(Given records Opens)

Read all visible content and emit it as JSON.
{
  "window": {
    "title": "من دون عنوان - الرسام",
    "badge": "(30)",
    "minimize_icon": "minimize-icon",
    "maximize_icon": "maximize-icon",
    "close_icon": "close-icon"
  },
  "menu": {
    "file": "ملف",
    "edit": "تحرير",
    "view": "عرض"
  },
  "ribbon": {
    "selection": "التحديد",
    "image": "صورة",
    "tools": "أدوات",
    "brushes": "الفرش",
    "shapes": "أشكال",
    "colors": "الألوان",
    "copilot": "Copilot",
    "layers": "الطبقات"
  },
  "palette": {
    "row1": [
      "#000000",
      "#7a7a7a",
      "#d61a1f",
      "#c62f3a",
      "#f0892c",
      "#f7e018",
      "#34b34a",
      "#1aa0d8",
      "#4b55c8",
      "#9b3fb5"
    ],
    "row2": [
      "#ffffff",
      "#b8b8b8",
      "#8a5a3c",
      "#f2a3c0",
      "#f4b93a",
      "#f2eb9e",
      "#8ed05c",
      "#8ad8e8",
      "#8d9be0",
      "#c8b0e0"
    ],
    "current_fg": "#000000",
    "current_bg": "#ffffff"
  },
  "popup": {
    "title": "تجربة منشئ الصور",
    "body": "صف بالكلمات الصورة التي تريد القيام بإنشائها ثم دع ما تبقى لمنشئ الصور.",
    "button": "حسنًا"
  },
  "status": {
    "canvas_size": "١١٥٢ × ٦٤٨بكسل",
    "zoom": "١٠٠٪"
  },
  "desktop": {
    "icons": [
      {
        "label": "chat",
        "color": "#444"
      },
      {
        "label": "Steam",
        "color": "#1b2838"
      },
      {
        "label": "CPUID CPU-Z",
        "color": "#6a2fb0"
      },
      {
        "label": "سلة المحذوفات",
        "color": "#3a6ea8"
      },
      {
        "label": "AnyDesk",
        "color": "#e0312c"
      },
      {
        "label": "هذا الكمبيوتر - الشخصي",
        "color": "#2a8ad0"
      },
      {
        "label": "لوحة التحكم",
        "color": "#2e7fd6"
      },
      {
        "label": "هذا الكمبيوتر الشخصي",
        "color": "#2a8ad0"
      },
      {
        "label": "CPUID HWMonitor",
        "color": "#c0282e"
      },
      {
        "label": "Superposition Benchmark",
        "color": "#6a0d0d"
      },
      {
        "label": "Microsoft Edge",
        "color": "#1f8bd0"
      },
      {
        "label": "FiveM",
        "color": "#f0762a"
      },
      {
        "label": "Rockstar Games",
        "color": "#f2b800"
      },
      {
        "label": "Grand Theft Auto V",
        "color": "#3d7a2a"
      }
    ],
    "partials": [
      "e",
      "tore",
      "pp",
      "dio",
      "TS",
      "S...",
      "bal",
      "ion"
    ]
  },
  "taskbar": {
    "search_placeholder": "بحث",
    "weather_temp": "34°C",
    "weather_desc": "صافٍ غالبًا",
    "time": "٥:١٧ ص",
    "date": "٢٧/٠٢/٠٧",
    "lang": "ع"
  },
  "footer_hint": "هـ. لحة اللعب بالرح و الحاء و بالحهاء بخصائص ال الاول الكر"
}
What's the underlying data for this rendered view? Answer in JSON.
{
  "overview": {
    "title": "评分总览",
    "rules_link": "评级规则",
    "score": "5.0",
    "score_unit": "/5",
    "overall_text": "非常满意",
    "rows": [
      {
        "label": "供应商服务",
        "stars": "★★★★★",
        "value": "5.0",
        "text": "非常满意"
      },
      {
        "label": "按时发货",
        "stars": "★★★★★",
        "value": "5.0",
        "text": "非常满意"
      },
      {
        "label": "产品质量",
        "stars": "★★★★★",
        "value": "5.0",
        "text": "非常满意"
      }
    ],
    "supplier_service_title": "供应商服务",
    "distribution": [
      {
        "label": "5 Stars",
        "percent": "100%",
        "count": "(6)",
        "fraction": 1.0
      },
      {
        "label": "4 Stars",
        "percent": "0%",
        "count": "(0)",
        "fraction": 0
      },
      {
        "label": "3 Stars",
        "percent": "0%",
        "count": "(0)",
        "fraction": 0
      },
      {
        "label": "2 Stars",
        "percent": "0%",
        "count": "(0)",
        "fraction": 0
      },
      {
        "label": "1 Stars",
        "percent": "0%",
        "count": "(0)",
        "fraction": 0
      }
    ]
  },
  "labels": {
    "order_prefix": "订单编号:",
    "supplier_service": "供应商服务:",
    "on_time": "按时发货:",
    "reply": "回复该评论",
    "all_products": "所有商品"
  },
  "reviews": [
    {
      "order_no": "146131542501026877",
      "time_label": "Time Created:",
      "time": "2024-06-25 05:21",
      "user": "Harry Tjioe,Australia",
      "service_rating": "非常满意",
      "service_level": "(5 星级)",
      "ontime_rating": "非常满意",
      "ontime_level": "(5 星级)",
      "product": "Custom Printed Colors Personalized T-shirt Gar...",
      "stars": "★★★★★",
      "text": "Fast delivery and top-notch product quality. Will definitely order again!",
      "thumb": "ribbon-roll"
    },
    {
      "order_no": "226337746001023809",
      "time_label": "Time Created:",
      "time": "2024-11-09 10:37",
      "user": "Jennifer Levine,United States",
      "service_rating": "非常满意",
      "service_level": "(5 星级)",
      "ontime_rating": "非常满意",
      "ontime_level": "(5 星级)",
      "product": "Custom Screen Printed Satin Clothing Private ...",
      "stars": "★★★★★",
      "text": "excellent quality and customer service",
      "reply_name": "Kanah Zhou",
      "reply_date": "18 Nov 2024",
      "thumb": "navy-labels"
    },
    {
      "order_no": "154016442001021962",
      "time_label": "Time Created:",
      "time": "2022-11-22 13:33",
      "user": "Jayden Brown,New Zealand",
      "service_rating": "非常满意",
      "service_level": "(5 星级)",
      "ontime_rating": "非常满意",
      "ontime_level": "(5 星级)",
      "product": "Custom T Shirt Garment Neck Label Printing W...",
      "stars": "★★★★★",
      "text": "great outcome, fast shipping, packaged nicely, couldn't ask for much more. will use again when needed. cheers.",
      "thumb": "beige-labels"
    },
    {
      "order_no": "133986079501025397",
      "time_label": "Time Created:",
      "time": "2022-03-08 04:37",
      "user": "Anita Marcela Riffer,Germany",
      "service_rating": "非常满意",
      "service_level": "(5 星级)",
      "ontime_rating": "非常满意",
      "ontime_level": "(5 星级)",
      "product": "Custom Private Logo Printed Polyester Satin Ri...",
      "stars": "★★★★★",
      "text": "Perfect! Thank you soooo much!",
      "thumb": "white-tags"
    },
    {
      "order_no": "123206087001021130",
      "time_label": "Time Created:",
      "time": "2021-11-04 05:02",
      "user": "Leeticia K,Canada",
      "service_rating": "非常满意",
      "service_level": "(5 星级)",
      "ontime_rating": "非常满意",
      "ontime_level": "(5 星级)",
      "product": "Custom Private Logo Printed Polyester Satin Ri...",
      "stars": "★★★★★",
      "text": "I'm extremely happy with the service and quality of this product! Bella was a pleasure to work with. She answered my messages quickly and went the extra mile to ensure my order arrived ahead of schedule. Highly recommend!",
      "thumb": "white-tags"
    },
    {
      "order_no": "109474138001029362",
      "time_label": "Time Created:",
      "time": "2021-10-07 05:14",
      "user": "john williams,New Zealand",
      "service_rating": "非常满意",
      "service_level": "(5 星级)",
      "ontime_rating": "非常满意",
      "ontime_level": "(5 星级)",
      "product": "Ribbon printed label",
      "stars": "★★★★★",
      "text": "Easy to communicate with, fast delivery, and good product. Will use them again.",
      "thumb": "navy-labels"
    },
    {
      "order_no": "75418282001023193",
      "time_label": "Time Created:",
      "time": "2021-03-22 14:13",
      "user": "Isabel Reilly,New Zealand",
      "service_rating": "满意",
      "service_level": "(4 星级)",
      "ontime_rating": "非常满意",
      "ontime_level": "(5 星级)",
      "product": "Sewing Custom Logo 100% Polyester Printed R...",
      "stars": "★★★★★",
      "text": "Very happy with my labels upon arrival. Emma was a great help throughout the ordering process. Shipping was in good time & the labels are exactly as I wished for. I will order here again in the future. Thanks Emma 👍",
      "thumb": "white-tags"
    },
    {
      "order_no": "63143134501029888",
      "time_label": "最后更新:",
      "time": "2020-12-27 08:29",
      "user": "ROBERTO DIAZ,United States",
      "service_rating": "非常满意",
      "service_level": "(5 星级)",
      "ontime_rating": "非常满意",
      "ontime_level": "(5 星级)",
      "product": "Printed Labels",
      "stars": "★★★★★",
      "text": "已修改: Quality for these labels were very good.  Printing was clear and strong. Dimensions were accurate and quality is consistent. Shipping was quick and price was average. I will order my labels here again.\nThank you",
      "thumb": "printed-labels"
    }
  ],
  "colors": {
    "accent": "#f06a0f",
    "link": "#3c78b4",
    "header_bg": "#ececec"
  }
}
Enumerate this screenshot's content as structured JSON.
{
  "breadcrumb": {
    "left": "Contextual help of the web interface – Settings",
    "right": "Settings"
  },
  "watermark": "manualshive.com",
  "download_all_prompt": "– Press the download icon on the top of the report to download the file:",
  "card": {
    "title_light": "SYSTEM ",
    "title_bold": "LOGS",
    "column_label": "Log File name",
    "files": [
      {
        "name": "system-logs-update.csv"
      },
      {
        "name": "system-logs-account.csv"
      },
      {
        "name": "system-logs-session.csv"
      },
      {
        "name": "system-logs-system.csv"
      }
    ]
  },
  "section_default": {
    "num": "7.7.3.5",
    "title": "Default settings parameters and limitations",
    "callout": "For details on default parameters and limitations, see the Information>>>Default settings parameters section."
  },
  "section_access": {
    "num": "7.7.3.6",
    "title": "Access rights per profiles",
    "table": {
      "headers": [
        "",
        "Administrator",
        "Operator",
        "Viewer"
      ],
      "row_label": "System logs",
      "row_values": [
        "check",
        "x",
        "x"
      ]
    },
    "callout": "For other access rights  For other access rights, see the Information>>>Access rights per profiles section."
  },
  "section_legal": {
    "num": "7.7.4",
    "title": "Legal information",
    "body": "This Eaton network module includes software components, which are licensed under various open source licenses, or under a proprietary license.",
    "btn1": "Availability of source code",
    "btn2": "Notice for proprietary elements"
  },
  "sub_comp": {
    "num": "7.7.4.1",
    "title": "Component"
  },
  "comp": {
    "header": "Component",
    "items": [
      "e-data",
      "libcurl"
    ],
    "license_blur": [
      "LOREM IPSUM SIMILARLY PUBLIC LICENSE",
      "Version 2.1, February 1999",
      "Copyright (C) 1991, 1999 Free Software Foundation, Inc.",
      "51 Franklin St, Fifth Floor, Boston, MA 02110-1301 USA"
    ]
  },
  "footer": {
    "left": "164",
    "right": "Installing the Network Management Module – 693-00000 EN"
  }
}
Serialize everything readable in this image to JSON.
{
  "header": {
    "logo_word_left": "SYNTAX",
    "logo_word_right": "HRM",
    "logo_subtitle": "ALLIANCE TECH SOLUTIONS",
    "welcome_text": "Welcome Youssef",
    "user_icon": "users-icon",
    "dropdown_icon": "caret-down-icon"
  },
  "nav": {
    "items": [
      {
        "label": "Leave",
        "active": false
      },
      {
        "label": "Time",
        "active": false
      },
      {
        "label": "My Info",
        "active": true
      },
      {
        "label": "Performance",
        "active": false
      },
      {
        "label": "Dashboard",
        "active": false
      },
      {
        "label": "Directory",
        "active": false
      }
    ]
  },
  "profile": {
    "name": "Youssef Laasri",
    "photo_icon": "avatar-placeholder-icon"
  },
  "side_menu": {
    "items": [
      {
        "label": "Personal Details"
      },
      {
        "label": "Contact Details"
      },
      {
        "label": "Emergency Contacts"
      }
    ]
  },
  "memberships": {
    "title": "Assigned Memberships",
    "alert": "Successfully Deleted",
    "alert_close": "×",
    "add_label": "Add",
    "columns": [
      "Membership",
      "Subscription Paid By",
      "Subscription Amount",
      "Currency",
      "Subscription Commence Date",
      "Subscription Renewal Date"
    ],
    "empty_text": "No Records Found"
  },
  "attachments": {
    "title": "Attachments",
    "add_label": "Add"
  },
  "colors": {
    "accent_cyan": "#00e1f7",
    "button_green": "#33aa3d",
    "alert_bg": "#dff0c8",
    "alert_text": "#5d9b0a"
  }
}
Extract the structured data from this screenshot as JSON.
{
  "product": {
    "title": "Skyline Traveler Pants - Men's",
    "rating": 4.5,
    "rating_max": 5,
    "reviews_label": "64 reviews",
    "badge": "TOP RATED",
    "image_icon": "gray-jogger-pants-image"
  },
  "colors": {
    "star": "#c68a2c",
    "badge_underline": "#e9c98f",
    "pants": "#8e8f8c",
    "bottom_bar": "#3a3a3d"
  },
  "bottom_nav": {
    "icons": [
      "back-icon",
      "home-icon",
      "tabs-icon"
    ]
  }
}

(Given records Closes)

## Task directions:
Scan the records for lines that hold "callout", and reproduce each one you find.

## Written reply:
    "callout": "For details on default parameters and limitations, see the Information>>>Default settings parameters section."
    "callout": "For other access rights  For other access rights, see the Information>>>Access rights per profiles section."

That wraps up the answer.